Occupy Minnesota in row with authorities over use of tents as temperatures drop
About 50 Occupy Minnesota protestors listed off why they wanted to risk arrest at Steve Payne’s teach-in on Saturday.
Some said their goal was “to end capitalism.” Others said they protested “because the Federal Reserve and banks stole trillions.” Or for others, the end result was “to make a change” or “to stop just talking about a revolution.”
Those broader grievances, though, were tied to a more specific one on the ninth day of Minnesota’s nascent spinoff of the Occupy Wall Street movement that has swept the nation: the desire for shelter to continue protesting in the face of Minnesota’s frigid weather.
The county had told Occupy Minnesota that its members could sleep on the public plaza overnight, and it set up bathrooms and an open-air canopy for them. Closed structures like tents, though, were prohibited, and demonstrators said the canopy provided little protection. “We have the right to shelter when we’re protesting,” Diana Turner, an organizer, said. “Just because we have a winter doesn’t mean we shouldn’t have accommodation for that. We have a right to protect our First Amendment rights.”
Payne briefed group of demonstrators on the plan. “Today we are peaceful and we are non-violent,” he said, starting off the short-teach in, before they moved to the grassy knoll and locked arms around the clear plastic tents they set up in defiance of county authorities. “We are not going to fight the police.”
Raising wiggly fingers in the air, the group came to a consensus that they were not going to resist arrest, while still acknowledging that they faced it. Payne led them in a trial run in forming a circle with locked arms, where they passed around markers to jot a number for Occupy Minnesota Legal Aid on their arms.
The group, which carried the tents to the southern side of Hennepin County’s Government Center after the teach-in, was diverse. At 72, Sarah Martin has three children, five grandchildren and a great grandson. A retired nurse with a long history of anti-war activism, Martin, arms locked in the human chain formed around the tents, said that this one’s for the youth. After pondering how billions of taxpayer dollars could be used other than to fund the 10-year war in Afghanistan, she maintained that there “must be tents” for the occupation to continue.
“This is public land,” Martin said. “Finally, people are rising up in a big way.”
At the other end of the demographic spectrum was Camille Roberts, 23, mentioned the foreclosures sweeping Minnesota homeowners. “Now they’re trying to evict us and foreclose on us occupying a public space.”
Tim Standish, 14, is hardly a freshman in high school. The eventual confiscation of the tents was “pretty screwed up,” he said later, because everyone has a right to housing.

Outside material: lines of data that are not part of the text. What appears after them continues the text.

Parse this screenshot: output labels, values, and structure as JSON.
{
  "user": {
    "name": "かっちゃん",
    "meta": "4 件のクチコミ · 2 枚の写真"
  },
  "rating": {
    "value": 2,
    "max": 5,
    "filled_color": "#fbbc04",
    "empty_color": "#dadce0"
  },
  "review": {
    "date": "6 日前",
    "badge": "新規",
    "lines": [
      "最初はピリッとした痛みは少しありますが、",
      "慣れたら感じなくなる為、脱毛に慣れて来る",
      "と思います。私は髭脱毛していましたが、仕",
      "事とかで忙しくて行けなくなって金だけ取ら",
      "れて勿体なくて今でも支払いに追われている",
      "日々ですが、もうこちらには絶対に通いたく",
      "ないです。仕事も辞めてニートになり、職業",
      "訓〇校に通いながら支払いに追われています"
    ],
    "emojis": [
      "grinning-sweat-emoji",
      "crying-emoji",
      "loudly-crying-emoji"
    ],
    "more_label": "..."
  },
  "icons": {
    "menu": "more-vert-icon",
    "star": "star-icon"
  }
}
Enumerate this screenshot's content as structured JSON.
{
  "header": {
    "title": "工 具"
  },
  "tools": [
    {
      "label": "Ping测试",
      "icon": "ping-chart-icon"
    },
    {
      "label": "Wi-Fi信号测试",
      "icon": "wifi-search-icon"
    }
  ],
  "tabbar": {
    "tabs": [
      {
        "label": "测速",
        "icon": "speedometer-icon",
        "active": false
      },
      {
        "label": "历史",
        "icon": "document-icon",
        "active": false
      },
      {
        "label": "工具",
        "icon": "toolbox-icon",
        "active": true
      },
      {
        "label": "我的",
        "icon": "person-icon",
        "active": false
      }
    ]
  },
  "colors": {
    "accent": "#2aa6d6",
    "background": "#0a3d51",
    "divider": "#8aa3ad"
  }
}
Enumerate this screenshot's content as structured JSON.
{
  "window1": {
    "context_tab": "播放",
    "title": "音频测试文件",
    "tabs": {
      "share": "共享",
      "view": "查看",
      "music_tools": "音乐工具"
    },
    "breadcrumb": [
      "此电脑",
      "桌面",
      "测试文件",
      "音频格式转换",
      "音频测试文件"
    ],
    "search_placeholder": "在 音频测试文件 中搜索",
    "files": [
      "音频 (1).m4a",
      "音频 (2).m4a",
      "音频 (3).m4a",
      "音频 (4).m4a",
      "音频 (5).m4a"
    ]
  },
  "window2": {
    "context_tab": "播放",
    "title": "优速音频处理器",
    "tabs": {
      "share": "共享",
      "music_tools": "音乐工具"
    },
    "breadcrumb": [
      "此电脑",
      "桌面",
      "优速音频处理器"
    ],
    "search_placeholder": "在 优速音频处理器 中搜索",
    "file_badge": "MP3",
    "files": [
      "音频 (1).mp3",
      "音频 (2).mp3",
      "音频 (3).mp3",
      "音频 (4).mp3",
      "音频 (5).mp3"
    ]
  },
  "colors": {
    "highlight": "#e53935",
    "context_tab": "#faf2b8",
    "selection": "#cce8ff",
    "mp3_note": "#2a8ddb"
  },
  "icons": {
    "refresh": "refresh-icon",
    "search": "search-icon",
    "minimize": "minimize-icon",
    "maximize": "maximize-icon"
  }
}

Sitting in a circle around the tents at 8:30 Saturday night with him, Angela Skillern, 18, a freshman in college, helped drape one of the blankets being passed around over herself, Standish and two other friends, who all came out together. The anticipated police action had not yet commenced and it was getting cold. Skillern, who takes a full credit load while drawing a $200 paycheck every two weeks with her job, says the main reason she’s protesting is that education costs too much. But she also focused on what they perceived to be the more immediate injustice of the night: shelter. “I heard a cop say that this isn’t a campground,” she said. “We’re exercising our First Amendment rights. And we have a right to safety.”
On Sunday afternoon, after Hennepin County sheriff’s deputies had confiscated the tents just after 1 a.m., an action committee debated democratically—an arduous process that took hours— about how to react. One demonstrator made the point that a large part of the injustice they were protesting is the foreclosure crisis. Who is controlling the money? U.S. Bank, whose plaza is just across the street, was one answer. The plaza is Minneapolis City property, not Hennepin County property, they said. The committee agreed to take their tent city there.
Mike Bantle, 28, an Army veteran who runs a small business as a painter, wondered about the demonstrations lasting through the winter. “Last night, when they took the tents, it was pretty awesome. People were willing to get arrested,” he said. “We’re losing numbers because it’s getting cold. But I feel like it’s gaining momentum when you look at what’s going on around the world. We’ve just got to stay out here.”